They felt that he had derailed their entire life, and they attempted to deal
with the disruption as best as possible, trying to survive one day at a
time. He told the assembled that his life took a 180-degree turn when he and
his wife went through a dramatic change in attitude.
Until now they were dealing with the situation in an adversarial way, trying
not to let it dominate their attention and resources. He suddenly realized
that this was not something that they simply had to 'deal' with, but that in
a deeper sense, it was their career and integral to their life path. Rather
than treating the situation as a problem that had to be marginalized, he and
his wife embraced it, and henceforth their family has become enriched with
the presence of their autistic son.
In our own lives, we too, face daily challenges and travails as we negotiate
the bumps, twists and turns of our life terrain. At times, a person
experiences a sense of hopelessness, as if an impenetrable brick wall is

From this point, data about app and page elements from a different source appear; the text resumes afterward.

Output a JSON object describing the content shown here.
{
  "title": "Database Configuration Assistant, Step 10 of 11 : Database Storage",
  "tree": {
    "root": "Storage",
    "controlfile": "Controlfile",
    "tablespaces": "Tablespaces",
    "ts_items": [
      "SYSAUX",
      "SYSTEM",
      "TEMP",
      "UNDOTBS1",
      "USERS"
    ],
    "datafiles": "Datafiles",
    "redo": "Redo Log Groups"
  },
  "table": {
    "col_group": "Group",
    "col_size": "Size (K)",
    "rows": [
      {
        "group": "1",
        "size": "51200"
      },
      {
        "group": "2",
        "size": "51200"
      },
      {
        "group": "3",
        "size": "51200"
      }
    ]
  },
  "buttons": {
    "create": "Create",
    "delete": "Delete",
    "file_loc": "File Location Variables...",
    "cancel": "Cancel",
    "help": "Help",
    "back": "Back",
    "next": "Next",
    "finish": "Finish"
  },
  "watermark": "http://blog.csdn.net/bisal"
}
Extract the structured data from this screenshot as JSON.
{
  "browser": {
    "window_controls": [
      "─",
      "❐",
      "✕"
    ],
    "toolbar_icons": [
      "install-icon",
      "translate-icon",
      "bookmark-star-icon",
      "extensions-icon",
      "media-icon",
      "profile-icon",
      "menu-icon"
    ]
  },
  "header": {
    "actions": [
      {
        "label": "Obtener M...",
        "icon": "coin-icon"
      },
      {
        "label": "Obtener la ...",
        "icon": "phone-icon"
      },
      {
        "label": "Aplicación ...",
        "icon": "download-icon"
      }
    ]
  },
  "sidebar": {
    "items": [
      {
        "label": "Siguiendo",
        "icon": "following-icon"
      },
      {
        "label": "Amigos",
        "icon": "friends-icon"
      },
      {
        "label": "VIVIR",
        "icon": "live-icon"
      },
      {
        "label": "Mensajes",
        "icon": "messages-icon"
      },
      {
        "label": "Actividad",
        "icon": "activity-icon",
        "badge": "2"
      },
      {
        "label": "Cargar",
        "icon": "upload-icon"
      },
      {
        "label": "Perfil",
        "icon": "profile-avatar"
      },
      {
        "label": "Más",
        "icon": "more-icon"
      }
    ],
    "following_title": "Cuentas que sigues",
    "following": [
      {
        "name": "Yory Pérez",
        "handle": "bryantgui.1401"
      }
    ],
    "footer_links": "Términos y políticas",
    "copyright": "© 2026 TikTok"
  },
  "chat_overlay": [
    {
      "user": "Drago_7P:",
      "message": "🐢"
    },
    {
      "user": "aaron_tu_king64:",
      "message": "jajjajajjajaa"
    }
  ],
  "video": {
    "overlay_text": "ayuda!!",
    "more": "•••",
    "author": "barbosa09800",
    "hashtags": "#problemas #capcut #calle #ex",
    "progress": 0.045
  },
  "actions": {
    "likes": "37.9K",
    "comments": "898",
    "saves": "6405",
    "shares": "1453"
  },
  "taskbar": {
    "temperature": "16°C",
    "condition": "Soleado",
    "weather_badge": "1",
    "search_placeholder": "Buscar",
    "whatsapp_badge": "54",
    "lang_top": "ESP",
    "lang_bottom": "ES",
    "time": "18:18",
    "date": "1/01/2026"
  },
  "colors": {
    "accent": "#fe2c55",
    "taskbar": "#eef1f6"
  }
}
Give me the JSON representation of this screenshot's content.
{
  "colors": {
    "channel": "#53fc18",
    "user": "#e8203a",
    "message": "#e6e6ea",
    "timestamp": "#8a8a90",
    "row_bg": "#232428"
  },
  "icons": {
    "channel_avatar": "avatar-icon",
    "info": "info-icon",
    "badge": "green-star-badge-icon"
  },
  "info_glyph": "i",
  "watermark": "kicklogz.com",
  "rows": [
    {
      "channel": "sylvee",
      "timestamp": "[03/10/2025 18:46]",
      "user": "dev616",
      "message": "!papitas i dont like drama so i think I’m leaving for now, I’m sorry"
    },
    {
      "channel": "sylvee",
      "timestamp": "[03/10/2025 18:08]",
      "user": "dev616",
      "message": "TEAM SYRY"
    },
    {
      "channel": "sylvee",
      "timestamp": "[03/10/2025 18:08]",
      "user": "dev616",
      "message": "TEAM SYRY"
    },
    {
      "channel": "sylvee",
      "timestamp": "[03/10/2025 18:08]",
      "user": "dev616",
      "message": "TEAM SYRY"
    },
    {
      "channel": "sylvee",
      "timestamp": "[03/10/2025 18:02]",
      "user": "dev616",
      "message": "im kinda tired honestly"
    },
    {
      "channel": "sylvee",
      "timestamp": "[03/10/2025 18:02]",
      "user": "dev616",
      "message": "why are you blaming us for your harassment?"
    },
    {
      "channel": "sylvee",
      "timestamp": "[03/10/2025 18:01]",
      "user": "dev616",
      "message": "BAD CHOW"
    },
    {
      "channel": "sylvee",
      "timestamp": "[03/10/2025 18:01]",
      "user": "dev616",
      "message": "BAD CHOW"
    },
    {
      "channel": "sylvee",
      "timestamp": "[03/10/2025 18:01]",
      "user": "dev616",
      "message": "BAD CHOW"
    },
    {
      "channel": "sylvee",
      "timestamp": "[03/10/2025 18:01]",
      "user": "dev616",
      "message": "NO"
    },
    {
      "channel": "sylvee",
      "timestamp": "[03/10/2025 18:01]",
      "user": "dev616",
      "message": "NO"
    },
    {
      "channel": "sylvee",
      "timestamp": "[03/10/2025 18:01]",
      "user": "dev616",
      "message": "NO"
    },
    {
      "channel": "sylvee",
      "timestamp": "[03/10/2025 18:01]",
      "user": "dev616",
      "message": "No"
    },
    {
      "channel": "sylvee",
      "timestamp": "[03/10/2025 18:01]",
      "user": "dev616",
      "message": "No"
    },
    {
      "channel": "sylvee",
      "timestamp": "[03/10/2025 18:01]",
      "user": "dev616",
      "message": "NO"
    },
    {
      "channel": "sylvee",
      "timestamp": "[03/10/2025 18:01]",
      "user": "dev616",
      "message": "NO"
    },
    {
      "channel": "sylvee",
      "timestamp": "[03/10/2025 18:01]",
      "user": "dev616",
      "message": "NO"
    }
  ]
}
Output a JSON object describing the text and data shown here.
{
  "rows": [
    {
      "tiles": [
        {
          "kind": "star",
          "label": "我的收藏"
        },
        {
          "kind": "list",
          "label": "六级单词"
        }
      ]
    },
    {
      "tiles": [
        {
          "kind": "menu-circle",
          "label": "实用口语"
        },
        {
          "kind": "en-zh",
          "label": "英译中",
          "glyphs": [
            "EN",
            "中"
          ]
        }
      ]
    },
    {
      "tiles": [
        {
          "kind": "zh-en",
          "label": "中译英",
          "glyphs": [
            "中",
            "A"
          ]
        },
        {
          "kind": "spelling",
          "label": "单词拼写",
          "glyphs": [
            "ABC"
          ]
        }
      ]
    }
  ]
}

cutting off all exit. The message and spirit of Miriam's shira points the
way for us to rise above the most difficult challenges. By allowing our
faith to adapt to the contours of whatever situation Hashem sends us, and
singing through the raindrops, we survive the storms.
Rabbi Naftali Reich
Text Copyright © 2013 by Rabbi Naftali Reich and Torah.org.
Rabbi Reich is on the faculty of the Ohr Somayach Tanenbaum Education Center.